I know it is a very long time ago and old sailors are supposed to retain only the best memories, but I used to really look forward to arriving at a port. Not all ports admittedly, but it was a chance to break sea watches, enjoy shore leave and generally have a bit of R&R.
But that was then and this is now, and our modern mariners tend to regard port visits with a certain amount of apprehension. I was listening to a serving shipmaster the other day speaking at the Hong Kong branch of the Nautical Institute conference on “safe manning” and leaving his listeners in no doubt about port time being a “killer” in terms of excessive hours and an unsupportable burden for ships’ people.
Ports, said bulker master Captain Varun Rowat, “were not on the seafarers’ side”, with the master multi-tasking to a ridiculous degree, as he sought to satisfy the multiple demands of the endless officials who would be tramping up his gangway. And he could delegate until he was blue in the face, but it wouldn’t help because all the officials with their checklists and documentary demands wouldn’t be put off with the Second Mate or some other willing person – it was the Master they were determined to see.
“It would leave the master free to get on with his principal functions”
Multiple inspections by every conceivable agency, from Port State Control, to several charterers simultaneously, alongside all the port officials all requiring their time with the master – does nobody think about the stamina of the poor chap?
There may be little new in these simple statements about the degree of sheer harassment that afflicts the average shipmaster in most ports, but it is good to hear it, as it were, from the horse’s mouth. Once in the dim and distant past, a master would have had the assistance of his purser or chief steward to help with the ship’s administration and when a radio officer was carried, this officer did a great deal to ease the master’s burden.
It would leave the master free to get on with his principal functions of keeping the ship safe, mentoring his officers and prosecuting his voyage with efficiency. He might even have managed a few hours ashore.
And the master’s lot is certainly not helped by the curse of communication. His younger officers might be very happy to have their smart-phones and other devices functioning well with the ship in port, but on a well-connected ship, there will be scarcely an hour in the day when he is not being pursued by emails and telephone calls, seeking instant answers.
There will be requests from the office about mundane matters, demands from the charterers and threats from people who haven’t a clue about time zones and haven’t bothered to ascertain that the ship’s time is the middle of the night and the master will be in bed.
And when everyone on board is trying to do the work done once by at least two other people, the manning levels aboard ship clearly remain, said Captain Rowat, “the elephant in the room”. You just need enough people to work safely and that probably is not the minimum that is specified on the safe manning certificate.
Automation, it seems clear, has been the enabler of endless manning cuts which cost-saving bean-counters have used with deadly effect to reduce operating costs, but it is clear that there is a human price to pay in a lot of exhausted people.
Is there job-satisfaction in a career where there is this endless pressure to perform and tiredness just part of the job description. It’s not the Battle of the Atlantic – it is merchant ship operation in a peacetime environment.
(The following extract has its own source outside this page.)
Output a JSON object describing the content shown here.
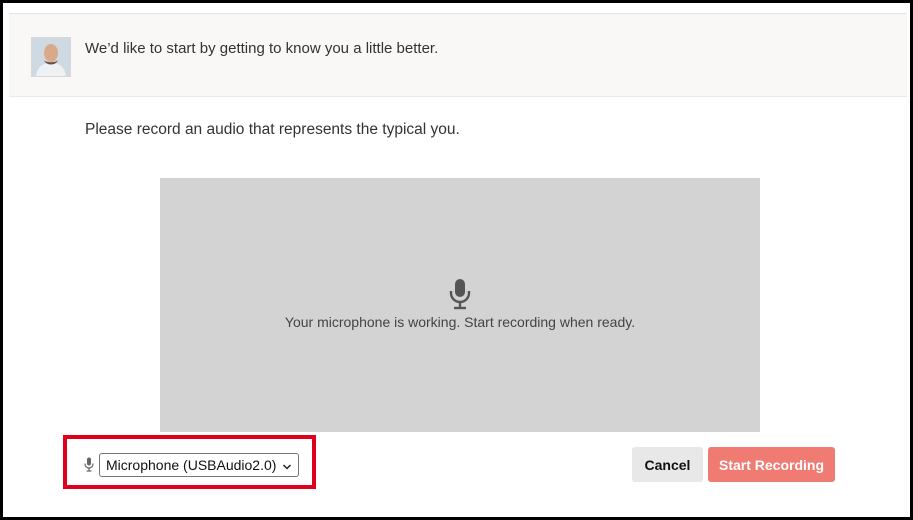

So why carry on treating human beings like machines, pushing them to their limits?
Why don’t ports look upon visiting ships as their favoured customers and treat people aboard them with more consideration? Ships, after all, represent their main revenue stream and they would be in a pretty pickle if they lost the business. Wouldn’t it be brilliant if ports could be judged by the service they gave to their floating customers, but also by the way they treated the people aboard these ships. Why is that so difficult?
Safe manning – a highly subjective term
The Nautical Institute in Hong Kong deserves a lot of credit for putting a spotlight on safe manning and the crying need for a reasonable size of crew, with the right skills and the time to train their juniors and think about the job in hand.
And if a state of exhaustion is more dangerous than drunkenness when it comes to handling expensive machinery, there is a very real safety case for more generous manning. But realistically, as long as shipping remains in a state of over-capacity, with poor financial rewards, there is little hope that operators will employ extra hands.
The Nautical Institute has campaigned vigorously against the growing demand masters to be watchkeepers and the impossible demands of small ships where master and mate work six-hour shifts.
Any port state inspector with half a brain will realise that it is realistically impossible for such a regime to stay “legal” in terms of the hours of rest these two officers require. But many flag states will collude in such arrangements, persuaded by operators that even one extra mate will make small ships unable to compete with other modes of transport.
Safe manning, it seems, will remain a highly subjective term for the foreseeable future.
Maritime industry legend, and former long-term editor of Lloyds List, Michael Grey kicks off each month with topical issues affecting the maritime world at large.